* [Data extracts]:

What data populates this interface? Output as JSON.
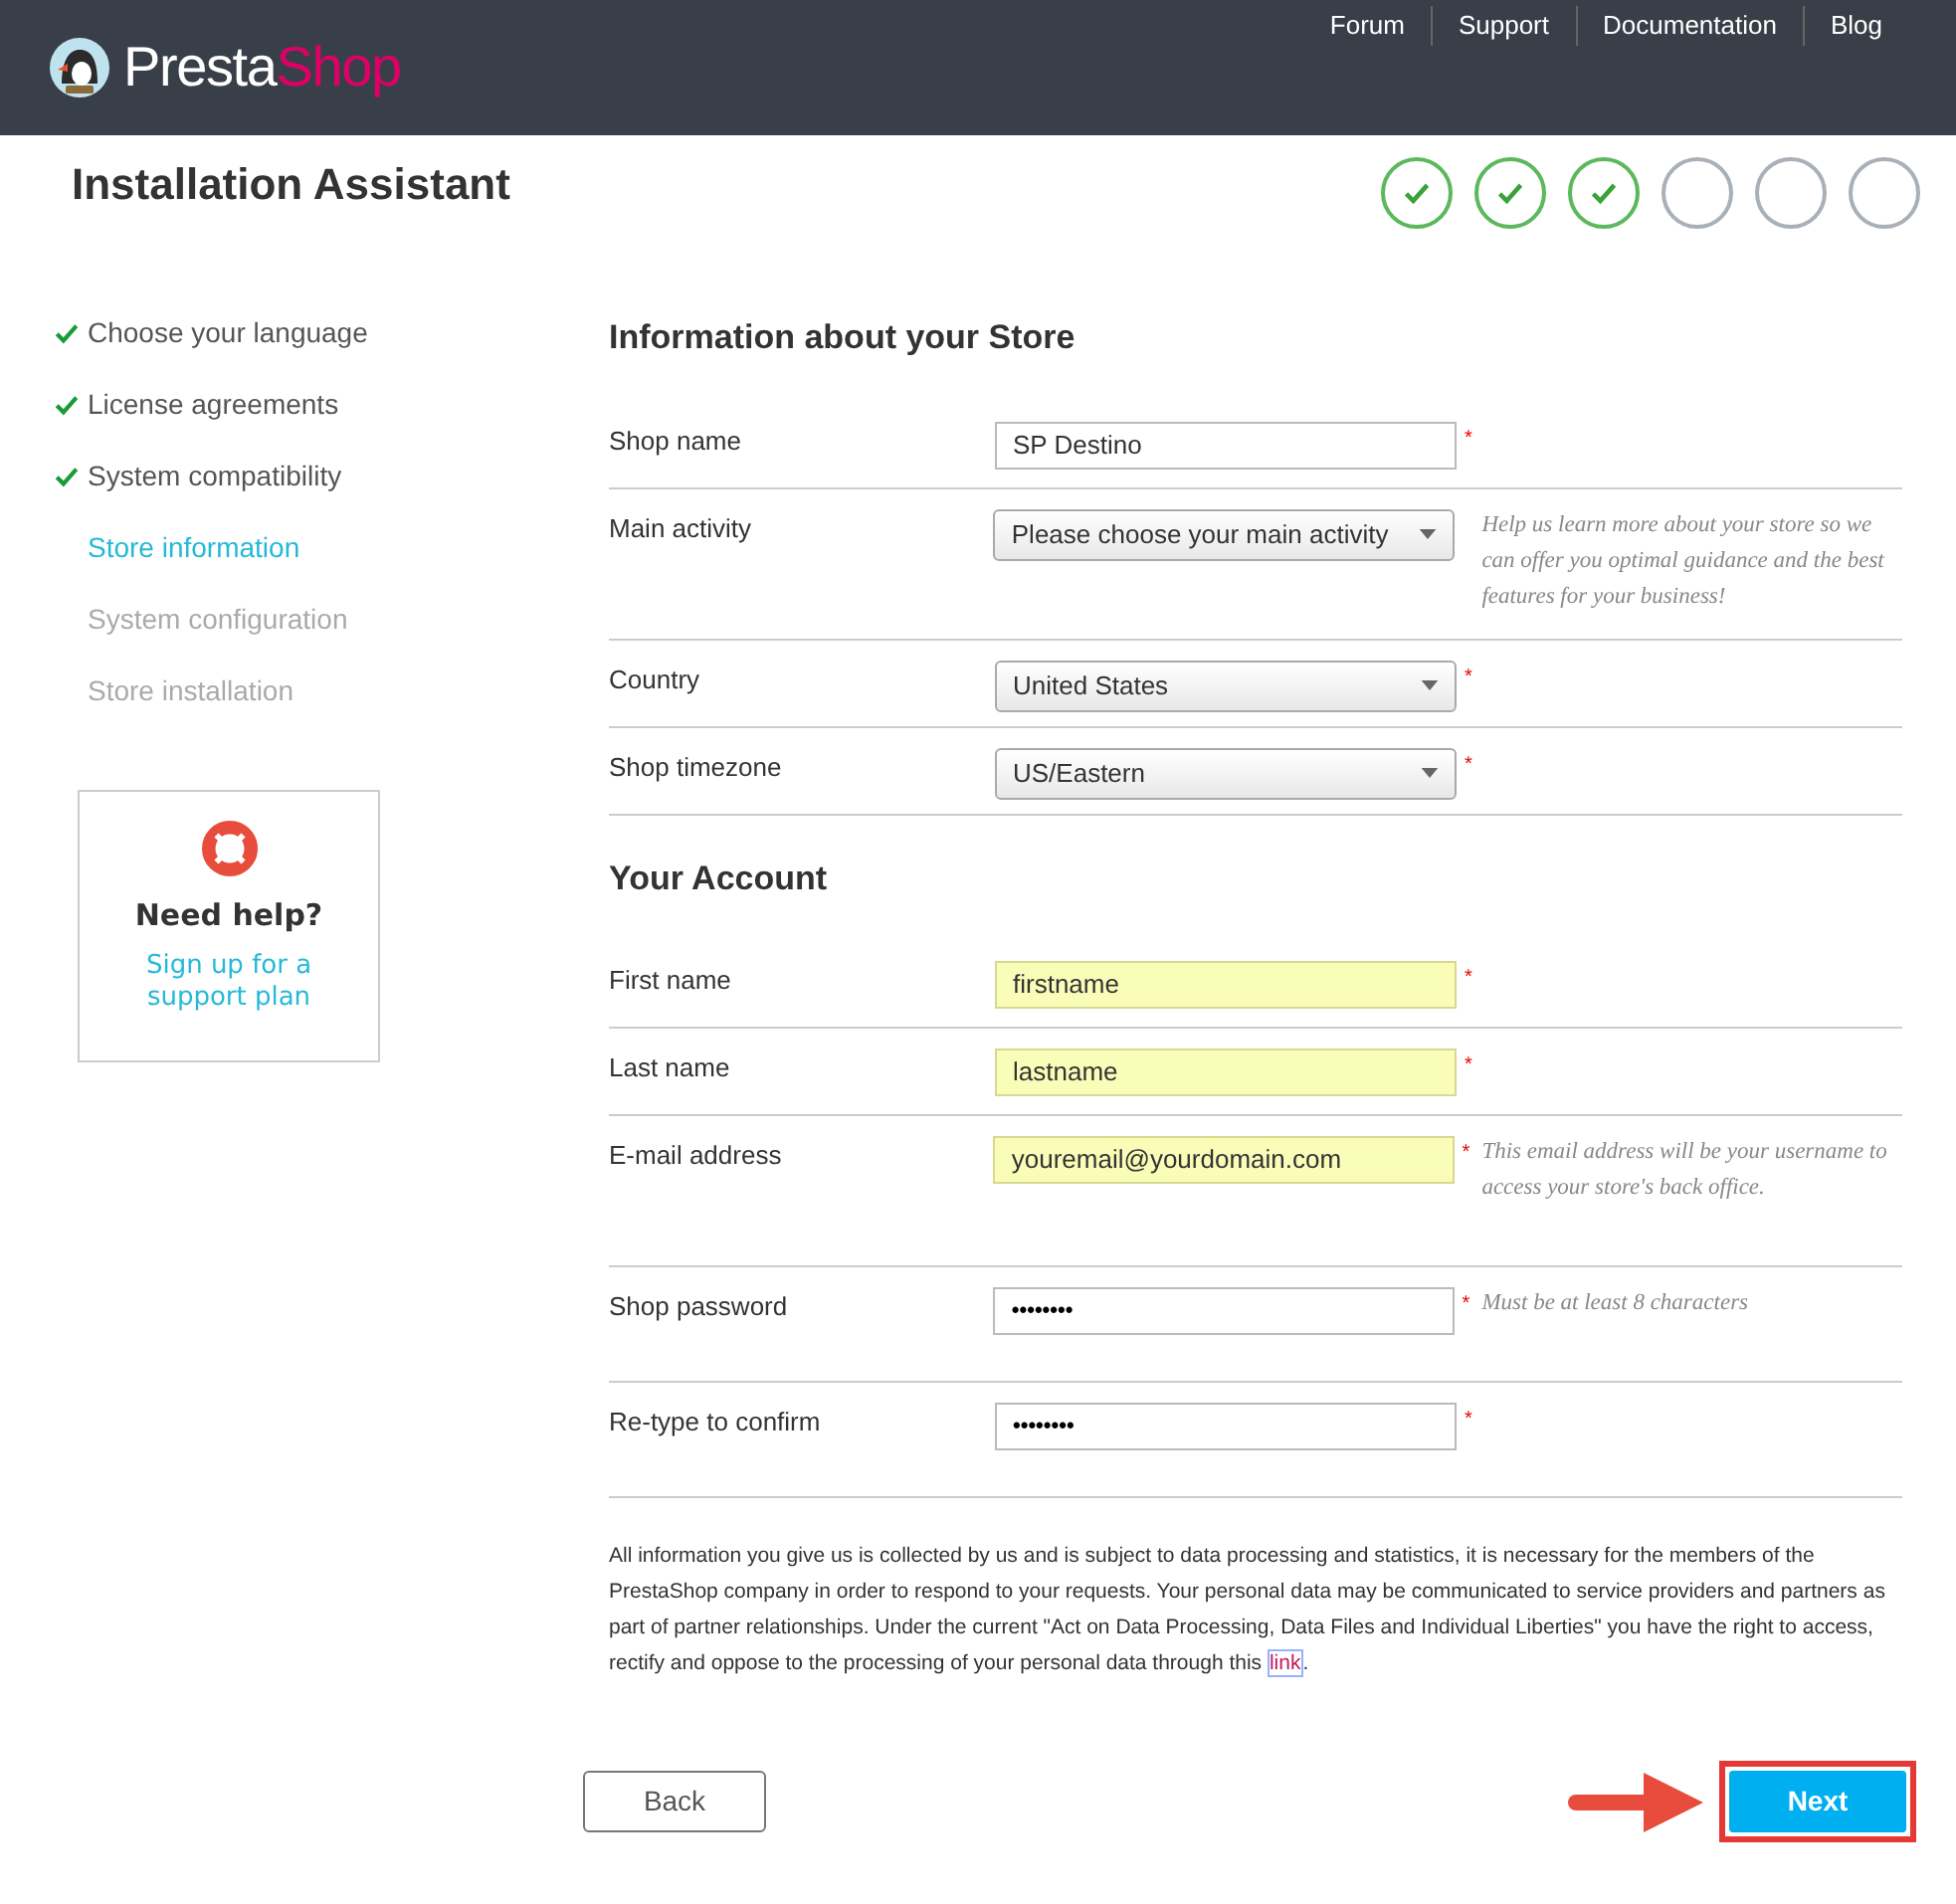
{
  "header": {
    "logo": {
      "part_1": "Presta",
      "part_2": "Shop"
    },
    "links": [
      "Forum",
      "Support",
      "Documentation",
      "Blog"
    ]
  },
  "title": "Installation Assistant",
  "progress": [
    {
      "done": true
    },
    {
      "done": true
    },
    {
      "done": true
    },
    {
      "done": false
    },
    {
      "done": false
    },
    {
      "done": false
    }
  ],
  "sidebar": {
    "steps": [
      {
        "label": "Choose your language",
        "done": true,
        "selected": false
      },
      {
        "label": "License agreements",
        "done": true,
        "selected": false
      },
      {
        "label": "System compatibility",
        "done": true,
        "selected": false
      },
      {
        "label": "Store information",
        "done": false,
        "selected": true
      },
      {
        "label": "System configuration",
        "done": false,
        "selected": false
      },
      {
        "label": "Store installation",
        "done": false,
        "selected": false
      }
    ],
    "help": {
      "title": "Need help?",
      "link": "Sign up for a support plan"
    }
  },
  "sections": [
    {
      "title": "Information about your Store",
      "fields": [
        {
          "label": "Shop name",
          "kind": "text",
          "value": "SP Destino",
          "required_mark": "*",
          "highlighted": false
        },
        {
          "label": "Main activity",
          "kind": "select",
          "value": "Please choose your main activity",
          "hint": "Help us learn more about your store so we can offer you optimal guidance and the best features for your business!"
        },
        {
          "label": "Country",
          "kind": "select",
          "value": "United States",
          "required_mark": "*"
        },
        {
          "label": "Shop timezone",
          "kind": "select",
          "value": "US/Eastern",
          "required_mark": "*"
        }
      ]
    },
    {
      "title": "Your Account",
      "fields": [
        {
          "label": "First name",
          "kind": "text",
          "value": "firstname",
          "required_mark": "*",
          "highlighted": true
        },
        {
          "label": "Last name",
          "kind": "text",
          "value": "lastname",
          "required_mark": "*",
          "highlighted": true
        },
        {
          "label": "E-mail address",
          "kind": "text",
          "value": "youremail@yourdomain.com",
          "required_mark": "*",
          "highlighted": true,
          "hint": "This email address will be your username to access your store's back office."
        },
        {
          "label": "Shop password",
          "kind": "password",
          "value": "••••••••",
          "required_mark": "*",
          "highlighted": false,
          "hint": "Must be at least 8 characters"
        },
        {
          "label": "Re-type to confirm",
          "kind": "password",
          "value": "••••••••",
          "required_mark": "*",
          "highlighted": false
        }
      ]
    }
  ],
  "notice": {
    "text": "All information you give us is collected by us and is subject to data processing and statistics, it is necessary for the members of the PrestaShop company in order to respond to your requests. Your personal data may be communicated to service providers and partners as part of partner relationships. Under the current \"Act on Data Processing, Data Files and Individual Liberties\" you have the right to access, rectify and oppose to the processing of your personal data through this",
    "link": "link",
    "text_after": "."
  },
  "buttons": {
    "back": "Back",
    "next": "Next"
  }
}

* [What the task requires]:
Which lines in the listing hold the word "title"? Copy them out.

* [Answer to the exercise]:
  "title": "Installation Assistant",
      "title": "Need help?",
      "title": "Information about your Store",
      "title": "Your Account",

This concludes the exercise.